Exercise prompt: Please write out all of the data below exactly, without including the pictures.

***** Records supplied

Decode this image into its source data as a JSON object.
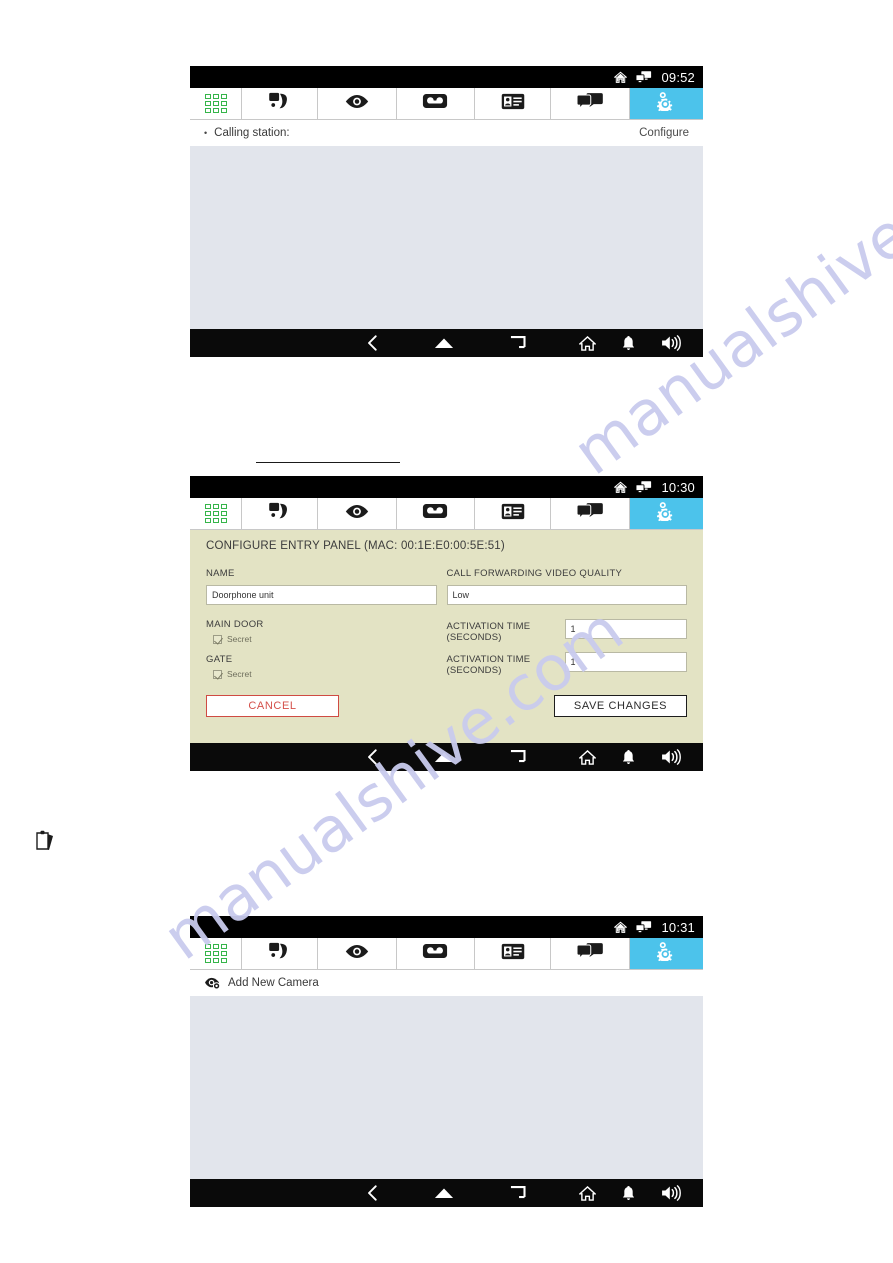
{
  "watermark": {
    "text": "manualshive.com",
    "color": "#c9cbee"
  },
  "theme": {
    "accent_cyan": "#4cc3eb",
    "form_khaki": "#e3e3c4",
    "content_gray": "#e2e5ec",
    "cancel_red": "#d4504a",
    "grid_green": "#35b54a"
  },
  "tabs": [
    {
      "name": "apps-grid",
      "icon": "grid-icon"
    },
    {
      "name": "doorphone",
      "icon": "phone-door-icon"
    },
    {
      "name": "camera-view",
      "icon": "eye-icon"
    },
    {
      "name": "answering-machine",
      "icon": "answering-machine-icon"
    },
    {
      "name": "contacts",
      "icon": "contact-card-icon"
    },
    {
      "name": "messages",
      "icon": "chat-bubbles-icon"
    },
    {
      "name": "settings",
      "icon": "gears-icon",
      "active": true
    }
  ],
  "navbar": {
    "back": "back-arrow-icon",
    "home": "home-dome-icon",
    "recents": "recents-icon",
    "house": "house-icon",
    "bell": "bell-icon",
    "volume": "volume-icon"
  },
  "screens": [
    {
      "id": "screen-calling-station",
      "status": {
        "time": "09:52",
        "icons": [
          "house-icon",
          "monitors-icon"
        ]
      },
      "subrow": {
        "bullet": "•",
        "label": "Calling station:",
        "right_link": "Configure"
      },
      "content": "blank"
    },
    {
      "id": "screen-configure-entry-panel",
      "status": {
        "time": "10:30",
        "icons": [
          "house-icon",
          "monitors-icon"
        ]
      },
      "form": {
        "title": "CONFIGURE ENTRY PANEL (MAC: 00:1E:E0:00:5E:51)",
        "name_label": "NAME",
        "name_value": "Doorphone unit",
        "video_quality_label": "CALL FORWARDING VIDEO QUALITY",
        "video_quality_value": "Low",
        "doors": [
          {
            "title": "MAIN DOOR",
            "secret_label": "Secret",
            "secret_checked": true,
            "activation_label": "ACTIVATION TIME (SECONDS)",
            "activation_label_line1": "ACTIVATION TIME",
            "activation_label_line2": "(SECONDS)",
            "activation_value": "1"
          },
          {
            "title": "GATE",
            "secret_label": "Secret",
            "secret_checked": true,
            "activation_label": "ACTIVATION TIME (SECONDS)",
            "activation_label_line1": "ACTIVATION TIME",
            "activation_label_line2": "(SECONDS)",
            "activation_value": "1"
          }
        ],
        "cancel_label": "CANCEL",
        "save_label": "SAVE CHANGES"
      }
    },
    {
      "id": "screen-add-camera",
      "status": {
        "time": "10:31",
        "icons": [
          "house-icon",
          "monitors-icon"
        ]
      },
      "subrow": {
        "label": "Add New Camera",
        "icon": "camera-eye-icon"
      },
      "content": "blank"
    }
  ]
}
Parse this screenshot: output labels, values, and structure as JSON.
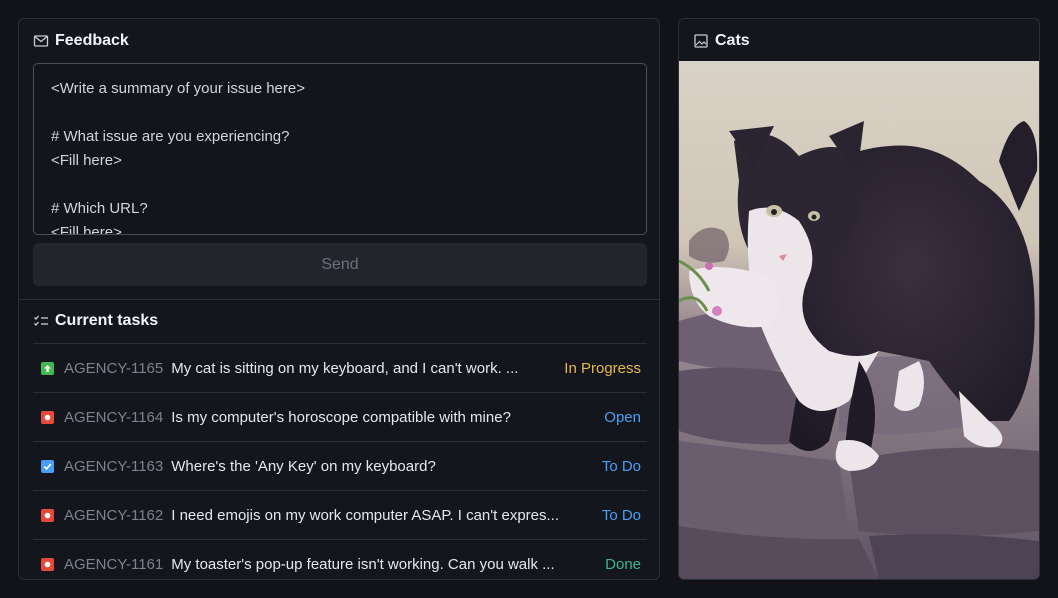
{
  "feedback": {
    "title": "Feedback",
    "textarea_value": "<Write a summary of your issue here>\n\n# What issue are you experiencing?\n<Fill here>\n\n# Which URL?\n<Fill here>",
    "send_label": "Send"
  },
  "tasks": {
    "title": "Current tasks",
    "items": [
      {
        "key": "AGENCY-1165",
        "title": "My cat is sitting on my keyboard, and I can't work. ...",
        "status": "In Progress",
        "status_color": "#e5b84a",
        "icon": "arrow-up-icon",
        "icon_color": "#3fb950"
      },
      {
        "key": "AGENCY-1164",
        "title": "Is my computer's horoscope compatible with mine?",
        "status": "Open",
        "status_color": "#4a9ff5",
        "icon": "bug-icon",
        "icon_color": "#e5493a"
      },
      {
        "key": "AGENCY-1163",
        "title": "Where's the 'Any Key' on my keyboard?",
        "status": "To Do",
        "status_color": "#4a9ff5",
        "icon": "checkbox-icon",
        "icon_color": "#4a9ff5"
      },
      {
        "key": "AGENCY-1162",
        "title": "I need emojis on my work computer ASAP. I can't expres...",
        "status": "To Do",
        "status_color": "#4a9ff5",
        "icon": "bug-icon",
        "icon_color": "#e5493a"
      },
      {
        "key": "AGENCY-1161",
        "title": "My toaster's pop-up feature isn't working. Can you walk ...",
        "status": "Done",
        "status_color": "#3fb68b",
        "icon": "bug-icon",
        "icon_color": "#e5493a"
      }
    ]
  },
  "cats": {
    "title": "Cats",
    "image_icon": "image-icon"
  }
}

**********

Output:
Decode this image into its source data as a JSON object.
{
  "watermark": {
    "text": "manualshive.com",
    "color": "#c9cbee"
  },
  "theme": {
    "accent_cyan": "#4cc3eb",
    "form_khaki": "#e3e3c4",
    "content_gray": "#e2e5ec",
    "cancel_red": "#d4504a",
    "grid_green": "#35b54a"
  },
  "tabs": [
    {
      "name": "apps-grid",
      "icon": "grid-icon"
    },
    {
      "name": "doorphone",
      "icon": "phone-door-icon"
    },
    {
      "name": "camera-view",
      "icon": "eye-icon"
    },
    {
      "name": "answering-machine",
      "icon": "answering-machine-icon"
    },
    {
      "name": "contacts",
      "icon": "contact-card-icon"
    },
    {
      "name": "messages",
      "icon": "chat-bubbles-icon"
    },
    {
      "name": "settings",
      "icon": "gears-icon",
      "active": true
    }
  ],
  "navbar": {
    "back": "back-arrow-icon",
    "home": "home-dome-icon",
    "recents": "recents-icon",
    "house": "house-icon",
    "bell": "bell-icon",
    "volume": "volume-icon"
  },
  "screens": [
    {
      "id": "screen-calling-station",
      "status": {
        "time": "09:52",
        "icons": [
          "house-icon",
          "monitors-icon"
        ]
      },
      "subrow": {
        "bullet": "•",
        "label": "Calling station:",
        "right_link": "Configure"
      },
      "content": "blank"
    },
    {
      "id": "screen-configure-entry-panel",
      "status": {
        "time": "10:30",
        "icons": [
          "house-icon",
          "monitors-icon"
        ]
      },
      "form": {
        "title": "CONFIGURE ENTRY PANEL (MAC: 00:1E:E0:00:5E:51)",
        "name_label": "NAME",
        "name_value": "Doorphone unit",
        "video_quality_label": "CALL FORWARDING VIDEO QUALITY",
        "video_quality_value": "Low",
        "doors": [
          {
            "title": "MAIN DOOR",
            "secret_label": "Secret",
            "secret_checked": true,
            "activation_label": "ACTIVATION TIME (SECONDS)",
            "activation_label_line1": "ACTIVATION TIME",
            "activation_label_line2": "(SECONDS)",
            "activation_value": "1"
          },
          {
            "title": "GATE",
            "secret_label": "Secret",
            "secret_checked": true,
            "activation_label": "ACTIVATION TIME (SECONDS)",
            "activation_label_line1": "ACTIVATION TIME",
            "activation_label_line2": "(SECONDS)",
            "activation_value": "1"
          }
        ],
        "cancel_label": "CANCEL",
        "save_label": "SAVE CHANGES"
      }
    },
    {
      "id": "screen-add-camera",
      "status": {
        "time": "10:31",
        "icons": [
          "house-icon",
          "monitors-icon"
        ]
      },
      "subrow": {
        "label": "Add New Camera",
        "icon": "camera-eye-icon"
      },
      "content": "blank"
    }
  ]
}
Parse this screenshot: output labels, values, and structure as JSON.
{
  "feedback": {
    "title": "Feedback",
    "textarea_value": "<Write a summary of your issue here>\n\n# What issue are you experiencing?\n<Fill here>\n\n# Which URL?\n<Fill here>",
    "send_label": "Send"
  },
  "tasks": {
    "title": "Current tasks",
    "items": [
      {
        "key": "AGENCY-1165",
        "title": "My cat is sitting on my keyboard, and I can't work. ...",
        "status": "In Progress",
        "status_color": "#e5b84a",
        "icon": "arrow-up-icon",
        "icon_color": "#3fb950"
      },
      {
        "key": "AGENCY-1164",
        "title": "Is my computer's horoscope compatible with mine?",
        "status": "Open",
        "status_color": "#4a9ff5",
        "icon": "bug-icon",
        "icon_color": "#e5493a"
      },
      {
        "key": "AGENCY-1163",
        "title": "Where's the 'Any Key' on my keyboard?",
        "status": "To Do",
        "status_color": "#4a9ff5",
        "icon": "checkbox-icon",
        "icon_color": "#4a9ff5"
      },
      {
        "key": "AGENCY-1162",
        "title": "I need emojis on my work computer ASAP. I can't expres...",
        "status": "To Do",
        "status_color": "#4a9ff5",
        "icon": "bug-icon",
        "icon_color": "#e5493a"
      },
      {
        "key": "AGENCY-1161",
        "title": "My toaster's pop-up feature isn't working. Can you walk ...",
        "status": "Done",
        "status_color": "#3fb68b",
        "icon": "bug-icon",
        "icon_color": "#e5493a"
      }
    ]
  },
  "cats": {
    "title": "Cats",
    "image_icon": "image-icon"
  }
}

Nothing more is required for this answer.